Regarding the aspect ratio, the film was presented in both 1.66:1 and 1.77:1 for its theatrical run. Studiocanal offered up both options for fans in 4K and 1080p. Personally, I’m a bigger fan of the 1.66:1 that’s offered here. It’s pulled back ever so slightly compared to the 1.77:1 which felt too close and made me uneasy. As I mentioned in my 4K review is the point, but for how intense the movie can get there’s close, and then there is too close.
On the audio side, Criterion rolls with an LPCM Mono track. The StudioCanal edition offered up a DTS-HD MA 2.0 mono track and aside from channel usage, there’s not a dynamic difference. This film is focused mainly on dialog, it’s a Pinter script so it has to be. Sound effects and the sultry jazzy score are well prioritized to help set the mood and accent what’s happening on screen without interfering with what’s being said. This is another excellent audio mix for this film, free of hiss or any age-related issues.

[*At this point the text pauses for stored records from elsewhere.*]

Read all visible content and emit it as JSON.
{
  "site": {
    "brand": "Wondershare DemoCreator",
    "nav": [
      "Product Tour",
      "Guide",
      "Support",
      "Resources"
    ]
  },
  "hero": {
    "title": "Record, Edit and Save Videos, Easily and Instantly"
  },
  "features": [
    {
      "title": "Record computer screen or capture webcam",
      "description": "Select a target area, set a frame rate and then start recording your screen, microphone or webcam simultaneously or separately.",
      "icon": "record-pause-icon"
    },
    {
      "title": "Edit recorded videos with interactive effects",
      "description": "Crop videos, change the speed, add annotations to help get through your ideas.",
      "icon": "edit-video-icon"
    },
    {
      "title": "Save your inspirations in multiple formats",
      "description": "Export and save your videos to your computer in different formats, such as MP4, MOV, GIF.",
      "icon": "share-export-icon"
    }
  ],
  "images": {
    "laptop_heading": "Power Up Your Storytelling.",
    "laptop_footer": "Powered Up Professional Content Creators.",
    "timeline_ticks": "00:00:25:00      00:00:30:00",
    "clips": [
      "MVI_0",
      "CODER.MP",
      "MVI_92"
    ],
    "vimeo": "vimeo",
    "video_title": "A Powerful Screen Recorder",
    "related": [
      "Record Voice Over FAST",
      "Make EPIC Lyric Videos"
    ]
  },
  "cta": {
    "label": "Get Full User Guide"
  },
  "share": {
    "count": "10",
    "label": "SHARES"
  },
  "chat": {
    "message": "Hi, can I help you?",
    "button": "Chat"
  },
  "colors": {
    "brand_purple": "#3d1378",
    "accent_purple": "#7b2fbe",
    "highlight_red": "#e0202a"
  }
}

At the time of my initial review of StudioCanal’s set, I wasn’t able to report on the bonus features, the check disc I was sent didn’t have any and it was quite a while before I was able to secure a retail copy. Suffice it to say, Criterion has assembled their own set of extras. There is some bleed between the two offering a few of the same interviews, while Criterion catered their own extras. The best of the pack is the slick The Look of Losey with critic Imogen Sara Smith looking at the director’s style throughout his career. The six-part audio interview Losey on The Servant is also well worth listening to. The archival cast interviews are also well worth checking out if you haven’t already come across them.
Regardless if its in 4K or 1080p, The Servant is an exceptional piece of work. Working through his exile in the UK and Europe after being blacklisted, Joseph Losey directed the hell out of Harold Pinter’s brilliant script. With an impeccable cast to bring these seriously messed up characters to life, it’s a genuinely exhilarating potboiler thriller that sticks with you long after the credits roll. Now on Blu-ray in the US, The Criterion Collection delivers an excellent disc. While I would strongly suggest those equipped import the 4K disc from the UK since it has both aspect ratios, slicker packaging, a great booklet and far more extra features, this Blu-ray holds its own beautifully. The image is excellent, the audio is terrific, and bonus features may not be as extensive but they’re no slouch and the Look of Losey is an excellent examination of the director’s career. Since the Criterion sale just kicked off it’s an easy one to call Recommended.